> Dataset rows for apps and sites

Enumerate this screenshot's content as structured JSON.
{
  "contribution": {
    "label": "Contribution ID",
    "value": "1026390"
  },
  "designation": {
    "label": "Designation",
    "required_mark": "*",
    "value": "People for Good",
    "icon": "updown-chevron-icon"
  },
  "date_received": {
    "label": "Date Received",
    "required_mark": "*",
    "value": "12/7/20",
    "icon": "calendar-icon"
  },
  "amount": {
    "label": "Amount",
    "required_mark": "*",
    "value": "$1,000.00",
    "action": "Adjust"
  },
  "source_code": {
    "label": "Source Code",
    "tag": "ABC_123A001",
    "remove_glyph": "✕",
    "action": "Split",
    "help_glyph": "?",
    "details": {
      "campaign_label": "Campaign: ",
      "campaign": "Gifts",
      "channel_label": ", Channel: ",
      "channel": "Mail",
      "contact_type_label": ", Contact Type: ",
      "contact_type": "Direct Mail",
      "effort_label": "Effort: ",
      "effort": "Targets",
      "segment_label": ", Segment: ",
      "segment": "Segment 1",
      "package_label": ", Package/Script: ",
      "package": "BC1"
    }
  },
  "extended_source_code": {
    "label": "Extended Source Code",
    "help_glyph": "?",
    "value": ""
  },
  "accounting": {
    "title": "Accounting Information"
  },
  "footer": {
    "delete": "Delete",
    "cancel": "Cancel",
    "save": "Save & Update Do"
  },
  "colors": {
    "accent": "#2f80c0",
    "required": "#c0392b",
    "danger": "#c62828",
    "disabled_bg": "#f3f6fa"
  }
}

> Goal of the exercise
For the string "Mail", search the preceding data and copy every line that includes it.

> Reply to the task
      "channel": "Mail",
      "contact_type": "Direct Mail",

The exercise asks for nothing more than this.